Since 1928, an S&P 500 in the green three months before the vote has typically meant a win for the party holding the presidency, and a slumping index has meant a loss. That has held true in 20 of the last 23 presidential elections, including the five this century, according to LPL.
The Republicans came out on top in each of the three exceptions. In 1956, Republican Dwight Eisenhower won reelection although the market was down three months out; in 1968, Republican Richard Nixon defeated Democratic Vice President Hubert Humphrey even though the S&P 500 was up 6% in the months preceding Election Day; and in 1980, Republican challenger Ronald Reagan beat President Jimmy Carter although three months before the election the market showed a gain of about 7%.
John Lynch, chief investment strategist at LPL Financial, says the three-month reading is a good benchmark since by then investors are clear about both parties’ platforms.
What the data can’t show very well are all the variables that go into an election year, such as who controls Congress and the nuances of politics.
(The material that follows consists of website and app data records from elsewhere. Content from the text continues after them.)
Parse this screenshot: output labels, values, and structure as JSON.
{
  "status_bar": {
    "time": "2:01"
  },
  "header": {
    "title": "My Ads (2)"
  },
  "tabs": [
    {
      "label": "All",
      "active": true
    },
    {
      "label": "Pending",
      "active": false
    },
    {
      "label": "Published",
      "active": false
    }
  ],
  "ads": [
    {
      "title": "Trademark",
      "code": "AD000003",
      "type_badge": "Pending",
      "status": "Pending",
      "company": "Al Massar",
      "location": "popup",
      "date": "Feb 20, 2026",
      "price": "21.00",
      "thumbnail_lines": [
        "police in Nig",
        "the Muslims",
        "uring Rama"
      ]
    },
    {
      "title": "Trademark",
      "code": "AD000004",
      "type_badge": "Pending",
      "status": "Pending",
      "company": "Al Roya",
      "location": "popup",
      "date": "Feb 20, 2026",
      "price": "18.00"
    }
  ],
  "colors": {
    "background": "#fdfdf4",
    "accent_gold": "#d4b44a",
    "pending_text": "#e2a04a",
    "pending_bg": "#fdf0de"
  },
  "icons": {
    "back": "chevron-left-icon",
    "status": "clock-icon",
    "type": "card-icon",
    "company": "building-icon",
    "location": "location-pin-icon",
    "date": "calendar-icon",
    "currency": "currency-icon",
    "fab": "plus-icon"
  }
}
“It’s one of those perfect examples of you can let data tell whatever story you want,” said Sam Stovall, chief investment strategist of U.S. equity at CFRA. “It is guide but not gospel.”
For one thing, the stock market tends to go higher, election or not. For all years since 1945, the S&P 500 has moved higher 71% of the time with an average gain around 9%, according to CFRA. And, as the popular investing adage goes, past performance is no guarantee of future results.
Investors should also note that the average election year gain is far short of 2019′s increase for the S&P 500 of nearly 29%.
The markets will pay attention to the early Democratic contests, starting with the Iowa caucuses on Feb. 3, but a clear picture of who will be the likely Democratic contender might not begin to emerge until March 3, or “Super Tuesday”, when primaries are held in more than a dozen states.
“Markets kind of trend sideways to down, then when we get clarity on candidates and the market tends to turn up,” said Tracie McMillion, head of global asset allocation strategy for Wells Fargo Investment Institute.
Investors will likely be focused on the same election-year issues that have always impacted markets in the past, including the candidates’ tax and fiscal policies. Several Democratic candidates have been proposing more taxes on the wealthy, prompting a range of angry and welcoming reactions from some high-profile CEOs and billionaires. Costs associated with climate change, infrastructure and health care policies are also issues that matter to investors.
Trade remains a wild card lingering into the new year as the end-game in the trade war between China and the U.S. remains unclear. Wall Street is expecting a Trump re-election, but his chances could be hindered if the dispute with China goes on without a resolution and hurts economic growth. Companies are still holding back on new investments and treading cautiously because of trade uncertainties.
At the moment, the recent escalation in tensions between the U.S. and Iran appears to have abated. But any major confrontation between the two countries could sink stocks as investors move their money into safer investments such as gold and bonds.